**Required action:** The goal is to restate all of the records below word for word.
Records for this task Start Marker
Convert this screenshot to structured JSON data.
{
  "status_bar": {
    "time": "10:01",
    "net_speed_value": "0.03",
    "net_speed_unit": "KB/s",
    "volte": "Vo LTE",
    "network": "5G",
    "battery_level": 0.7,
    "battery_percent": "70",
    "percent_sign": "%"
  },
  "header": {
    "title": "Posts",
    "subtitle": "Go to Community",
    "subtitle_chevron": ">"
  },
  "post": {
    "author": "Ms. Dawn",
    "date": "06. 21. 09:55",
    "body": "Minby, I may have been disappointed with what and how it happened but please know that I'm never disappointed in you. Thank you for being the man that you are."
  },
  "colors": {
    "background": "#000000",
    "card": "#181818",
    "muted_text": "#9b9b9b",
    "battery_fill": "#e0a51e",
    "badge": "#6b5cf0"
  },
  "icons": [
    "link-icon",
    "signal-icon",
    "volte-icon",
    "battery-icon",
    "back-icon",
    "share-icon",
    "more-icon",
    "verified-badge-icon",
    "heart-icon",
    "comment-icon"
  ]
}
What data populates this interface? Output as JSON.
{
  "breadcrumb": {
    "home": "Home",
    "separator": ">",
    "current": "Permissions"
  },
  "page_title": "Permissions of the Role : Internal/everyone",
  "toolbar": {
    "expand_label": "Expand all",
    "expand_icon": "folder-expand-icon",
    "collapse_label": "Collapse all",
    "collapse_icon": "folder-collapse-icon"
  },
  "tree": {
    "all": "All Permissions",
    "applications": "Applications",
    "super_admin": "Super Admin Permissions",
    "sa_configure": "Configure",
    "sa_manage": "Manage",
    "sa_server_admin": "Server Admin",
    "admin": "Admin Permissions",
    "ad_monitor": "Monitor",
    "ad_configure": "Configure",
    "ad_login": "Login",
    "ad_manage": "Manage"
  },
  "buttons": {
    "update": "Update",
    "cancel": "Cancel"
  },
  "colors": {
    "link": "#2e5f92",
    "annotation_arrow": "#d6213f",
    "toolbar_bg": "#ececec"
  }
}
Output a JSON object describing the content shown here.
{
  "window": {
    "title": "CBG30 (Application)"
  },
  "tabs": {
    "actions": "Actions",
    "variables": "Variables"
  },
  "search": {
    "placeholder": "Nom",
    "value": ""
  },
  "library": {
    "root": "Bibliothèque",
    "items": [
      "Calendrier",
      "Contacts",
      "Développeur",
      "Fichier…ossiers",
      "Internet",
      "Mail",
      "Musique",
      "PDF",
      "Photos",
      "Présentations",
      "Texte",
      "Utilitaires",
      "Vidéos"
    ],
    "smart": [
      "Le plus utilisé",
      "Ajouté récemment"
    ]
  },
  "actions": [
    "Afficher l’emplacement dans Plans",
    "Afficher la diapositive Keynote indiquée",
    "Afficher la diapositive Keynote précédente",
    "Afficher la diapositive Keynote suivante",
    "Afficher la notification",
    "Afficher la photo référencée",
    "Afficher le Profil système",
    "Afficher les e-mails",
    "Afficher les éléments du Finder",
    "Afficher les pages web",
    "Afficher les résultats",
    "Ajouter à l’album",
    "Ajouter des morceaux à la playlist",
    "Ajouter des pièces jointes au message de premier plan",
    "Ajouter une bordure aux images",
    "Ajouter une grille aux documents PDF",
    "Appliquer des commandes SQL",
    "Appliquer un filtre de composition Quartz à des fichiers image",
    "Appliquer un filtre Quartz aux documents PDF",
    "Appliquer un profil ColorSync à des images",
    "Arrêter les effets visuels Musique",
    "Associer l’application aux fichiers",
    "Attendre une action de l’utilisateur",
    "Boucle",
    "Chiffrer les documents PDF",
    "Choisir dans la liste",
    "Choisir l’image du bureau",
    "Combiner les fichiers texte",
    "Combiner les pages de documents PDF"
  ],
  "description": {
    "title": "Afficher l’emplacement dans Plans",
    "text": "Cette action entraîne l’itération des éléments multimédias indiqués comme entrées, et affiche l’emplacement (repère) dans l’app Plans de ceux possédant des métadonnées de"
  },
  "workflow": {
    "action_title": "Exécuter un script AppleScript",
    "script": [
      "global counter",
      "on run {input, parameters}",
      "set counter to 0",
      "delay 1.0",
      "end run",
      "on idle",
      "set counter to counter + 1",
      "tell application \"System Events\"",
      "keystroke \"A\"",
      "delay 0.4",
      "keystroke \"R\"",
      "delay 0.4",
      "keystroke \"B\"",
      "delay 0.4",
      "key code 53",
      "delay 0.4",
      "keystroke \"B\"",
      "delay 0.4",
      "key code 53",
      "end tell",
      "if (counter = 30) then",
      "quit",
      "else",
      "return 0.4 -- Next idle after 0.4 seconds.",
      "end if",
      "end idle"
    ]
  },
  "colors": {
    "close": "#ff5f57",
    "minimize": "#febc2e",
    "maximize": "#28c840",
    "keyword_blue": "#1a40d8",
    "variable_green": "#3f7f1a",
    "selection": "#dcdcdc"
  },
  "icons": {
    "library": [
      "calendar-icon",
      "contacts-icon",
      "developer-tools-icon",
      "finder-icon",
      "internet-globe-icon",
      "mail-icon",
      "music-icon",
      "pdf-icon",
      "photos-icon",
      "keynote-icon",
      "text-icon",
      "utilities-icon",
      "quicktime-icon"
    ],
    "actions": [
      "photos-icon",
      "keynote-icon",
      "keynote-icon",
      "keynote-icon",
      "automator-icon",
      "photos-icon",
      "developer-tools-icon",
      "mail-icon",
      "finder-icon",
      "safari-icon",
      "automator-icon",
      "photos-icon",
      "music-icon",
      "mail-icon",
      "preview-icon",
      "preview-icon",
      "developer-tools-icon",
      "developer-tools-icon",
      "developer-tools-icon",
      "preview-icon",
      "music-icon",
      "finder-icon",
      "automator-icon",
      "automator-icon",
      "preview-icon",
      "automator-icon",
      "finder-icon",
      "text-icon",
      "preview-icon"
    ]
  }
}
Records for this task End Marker
**Response box:**
Convert this screenshot to structured JSON data.
{
  "status_bar": {
    "time": "10:01",
    "net_speed_value": "0.03",
    "net_speed_unit": "KB/s",
    "volte": "Vo LTE",
    "network": "5G",
    "battery_level": 0.7,
    "battery_percent": "70",
    "percent_sign": "%"
  },
  "header": {
    "title": "Posts",
    "subtitle": "Go to Community",
    "subtitle_chevron": ">"
  },
  "post": {
    "author": "Ms. Dawn",
    "date": "06. 21. 09:55",
    "body": "Minby, I may have been disappointed with what and how it happened but please know that I'm never disappointed in you. Thank you for being the man that you are."
  },
  "colors": {
    "background": "#000000",
    "card": "#181818",
    "muted_text": "#9b9b9b",
    "battery_fill": "#e0a51e",
    "badge": "#6b5cf0"
  },
  "icons": [
    "link-icon",
    "signal-icon",
    "volte-icon",
    "battery-icon",
    "back-icon",
    "share-icon",
    "more-icon",
    "verified-badge-icon",
    "heart-icon",
    "comment-icon"
  ]
}
What data populates this interface? Output as JSON.
{
  "breadcrumb": {
    "home": "Home",
    "separator": ">",
    "current": "Permissions"
  },
  "page_title": "Permissions of the Role : Internal/everyone",
  "toolbar": {
    "expand_label": "Expand all",
    "expand_icon": "folder-expand-icon",
    "collapse_label": "Collapse all",
    "collapse_icon": "folder-collapse-icon"
  },
  "tree": {
    "all": "All Permissions",
    "applications": "Applications",
    "super_admin": "Super Admin Permissions",
    "sa_configure": "Configure",
    "sa_manage": "Manage",
    "sa_server_admin": "Server Admin",
    "admin": "Admin Permissions",
    "ad_monitor": "Monitor",
    "ad_configure": "Configure",
    "ad_login": "Login",
    "ad_manage": "Manage"
  },
  "buttons": {
    "update": "Update",
    "cancel": "Cancel"
  },
  "colors": {
    "link": "#2e5f92",
    "annotation_arrow": "#d6213f",
    "toolbar_bg": "#ececec"
  }
}
Output a JSON object describing the content shown here.
{
  "window": {
    "title": "CBG30 (Application)"
  },
  "tabs": {
    "actions": "Actions",
    "variables": "Variables"
  },
  "search": {
    "placeholder": "Nom",
    "value": ""
  },
  "library": {
    "root": "Bibliothèque",
    "items": [
      "Calendrier",
      "Contacts",
      "Développeur",
      "Fichier…ossiers",
      "Internet",
      "Mail",
      "Musique",
      "PDF",
      "Photos",
      "Présentations",
      "Texte",
      "Utilitaires",
      "Vidéos"
    ],
    "smart": [
      "Le plus utilisé",
      "Ajouté récemment"
    ]
  },
  "actions": [
    "Afficher l’emplacement dans Plans",
    "Afficher la diapositive Keynote indiquée",
    "Afficher la diapositive Keynote précédente",
    "Afficher la diapositive Keynote suivante",
    "Afficher la notification",
    "Afficher la photo référencée",
    "Afficher le Profil système",
    "Afficher les e-mails",
    "Afficher les éléments du Finder",
    "Afficher les pages web",
    "Afficher les résultats",
    "Ajouter à l’album",
    "Ajouter des morceaux à la playlist",
    "Ajouter des pièces jointes au message de premier plan",
    "Ajouter une bordure aux images",
    "Ajouter une grille aux documents PDF",
    "Appliquer des commandes SQL",
    "Appliquer un filtre de composition Quartz à des fichiers image",
    "Appliquer un filtre Quartz aux documents PDF",
    "Appliquer un profil ColorSync à des images",
    "Arrêter les effets visuels Musique",
    "Associer l’application aux fichiers",
    "Attendre une action de l’utilisateur",
    "Boucle",
    "Chiffrer les documents PDF",
    "Choisir dans la liste",
    "Choisir l’image du bureau",
    "Combiner les fichiers texte",
    "Combiner les pages de documents PDF"
  ],
  "description": {
    "title": "Afficher l’emplacement dans Plans",
    "text": "Cette action entraîne l’itération des éléments multimédias indiqués comme entrées, et affiche l’emplacement (repère) dans l’app Plans de ceux possédant des métadonnées de"
  },
  "workflow": {
    "action_title": "Exécuter un script AppleScript",
    "script": [
      "global counter",
      "on run {input, parameters}",
      "set counter to 0",
      "delay 1.0",
      "end run",
      "on idle",
      "set counter to counter + 1",
      "tell application \"System Events\"",
      "keystroke \"A\"",
      "delay 0.4",
      "keystroke \"R\"",
      "delay 0.4",
      "keystroke \"B\"",
      "delay 0.4",
      "key code 53",
      "delay 0.4",
      "keystroke \"B\"",
      "delay 0.4",
      "key code 53",
      "end tell",
      "if (counter = 30) then",
      "quit",
      "else",
      "return 0.4 -- Next idle after 0.4 seconds.",
      "end if",
      "end idle"
    ]
  },
  "colors": {
    "close": "#ff5f57",
    "minimize": "#febc2e",
    "maximize": "#28c840",
    "keyword_blue": "#1a40d8",
    "variable_green": "#3f7f1a",
    "selection": "#dcdcdc"
  },
  "icons": {
    "library": [
      "calendar-icon",
      "contacts-icon",
      "developer-tools-icon",
      "finder-icon",
      "internet-globe-icon",
      "mail-icon",
      "music-icon",
      "pdf-icon",
      "photos-icon",
      "keynote-icon",
      "text-icon",
      "utilities-icon",
      "quicktime-icon"
    ],
    "actions": [
      "photos-icon",
      "keynote-icon",
      "keynote-icon",
      "keynote-icon",
      "automator-icon",
      "photos-icon",
      "developer-tools-icon",
      "mail-icon",
      "finder-icon",
      "safari-icon",
      "automator-icon",
      "photos-icon",
      "music-icon",
      "mail-icon",
      "preview-icon",
      "preview-icon",
      "developer-tools-icon",
      "developer-tools-icon",
      "developer-tools-icon",
      "preview-icon",
      "music-icon",
      "finder-icon",
      "automator-icon",
      "automator-icon",
      "preview-icon",
      "automator-icon",
      "finder-icon",
      "text-icon",
      "preview-icon"
    ]
  }
}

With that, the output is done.